## [Aim of the task]
Every line of the records below that holds the word "nation" belongs in the answer.

┌──

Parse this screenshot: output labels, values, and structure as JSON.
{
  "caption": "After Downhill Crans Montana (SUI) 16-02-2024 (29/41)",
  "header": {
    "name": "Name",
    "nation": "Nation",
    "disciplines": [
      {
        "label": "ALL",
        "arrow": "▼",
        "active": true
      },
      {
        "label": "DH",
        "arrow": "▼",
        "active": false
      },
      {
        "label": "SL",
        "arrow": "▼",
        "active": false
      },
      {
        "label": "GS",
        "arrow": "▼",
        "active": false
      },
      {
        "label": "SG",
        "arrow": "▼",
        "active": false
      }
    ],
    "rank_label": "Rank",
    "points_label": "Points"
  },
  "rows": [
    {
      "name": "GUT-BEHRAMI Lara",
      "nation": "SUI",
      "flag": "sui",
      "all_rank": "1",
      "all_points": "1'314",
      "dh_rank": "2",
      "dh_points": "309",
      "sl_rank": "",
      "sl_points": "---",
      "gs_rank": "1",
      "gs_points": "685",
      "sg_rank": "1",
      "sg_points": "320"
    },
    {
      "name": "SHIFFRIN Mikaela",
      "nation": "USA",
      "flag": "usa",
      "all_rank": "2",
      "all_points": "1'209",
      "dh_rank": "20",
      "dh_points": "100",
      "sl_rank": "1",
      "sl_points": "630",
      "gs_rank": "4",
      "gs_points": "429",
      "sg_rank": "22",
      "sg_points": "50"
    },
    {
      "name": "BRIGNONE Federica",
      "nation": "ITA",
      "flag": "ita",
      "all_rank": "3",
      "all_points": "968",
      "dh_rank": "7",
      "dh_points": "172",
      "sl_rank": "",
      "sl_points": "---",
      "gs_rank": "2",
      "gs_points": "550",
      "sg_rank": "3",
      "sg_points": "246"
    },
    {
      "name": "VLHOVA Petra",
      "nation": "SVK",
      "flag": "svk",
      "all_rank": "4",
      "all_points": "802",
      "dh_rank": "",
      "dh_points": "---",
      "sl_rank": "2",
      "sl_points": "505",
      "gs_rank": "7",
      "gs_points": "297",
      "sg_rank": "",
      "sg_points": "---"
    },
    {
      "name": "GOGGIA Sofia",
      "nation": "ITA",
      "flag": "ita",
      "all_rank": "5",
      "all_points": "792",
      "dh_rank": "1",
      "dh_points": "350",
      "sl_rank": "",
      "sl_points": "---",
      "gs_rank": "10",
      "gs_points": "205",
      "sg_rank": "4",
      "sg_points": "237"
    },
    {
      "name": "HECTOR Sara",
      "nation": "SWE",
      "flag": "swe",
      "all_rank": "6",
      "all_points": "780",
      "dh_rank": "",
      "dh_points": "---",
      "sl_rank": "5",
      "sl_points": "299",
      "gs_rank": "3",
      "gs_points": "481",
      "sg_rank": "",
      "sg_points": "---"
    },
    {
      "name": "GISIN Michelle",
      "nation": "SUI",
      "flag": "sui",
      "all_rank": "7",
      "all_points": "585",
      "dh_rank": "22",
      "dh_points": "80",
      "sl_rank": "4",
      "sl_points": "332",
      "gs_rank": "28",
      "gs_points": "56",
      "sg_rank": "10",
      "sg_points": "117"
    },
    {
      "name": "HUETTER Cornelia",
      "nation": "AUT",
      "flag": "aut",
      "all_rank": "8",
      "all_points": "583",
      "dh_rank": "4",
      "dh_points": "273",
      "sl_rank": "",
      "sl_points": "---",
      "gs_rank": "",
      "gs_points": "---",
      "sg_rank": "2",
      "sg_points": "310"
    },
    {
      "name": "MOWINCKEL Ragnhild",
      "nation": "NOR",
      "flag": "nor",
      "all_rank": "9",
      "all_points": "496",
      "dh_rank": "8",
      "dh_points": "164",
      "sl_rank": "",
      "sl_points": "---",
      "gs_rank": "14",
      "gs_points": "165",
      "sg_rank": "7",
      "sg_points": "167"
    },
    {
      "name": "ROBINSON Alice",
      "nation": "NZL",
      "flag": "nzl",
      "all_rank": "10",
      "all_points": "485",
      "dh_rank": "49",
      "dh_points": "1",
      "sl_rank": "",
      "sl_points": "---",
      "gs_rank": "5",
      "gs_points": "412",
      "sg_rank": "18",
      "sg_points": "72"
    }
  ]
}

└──

## [Output of the task]
    "nation": "Nation",
      "nation": "SUI",
      "nation": "USA",
      "nation": "ITA",
      "nation": "SVK",
      "nation": "ITA",
      "nation": "SWE",
      "nation": "SUI",
      "nation": "AUT",
      "nation": "NOR",
      "nation": "NZL",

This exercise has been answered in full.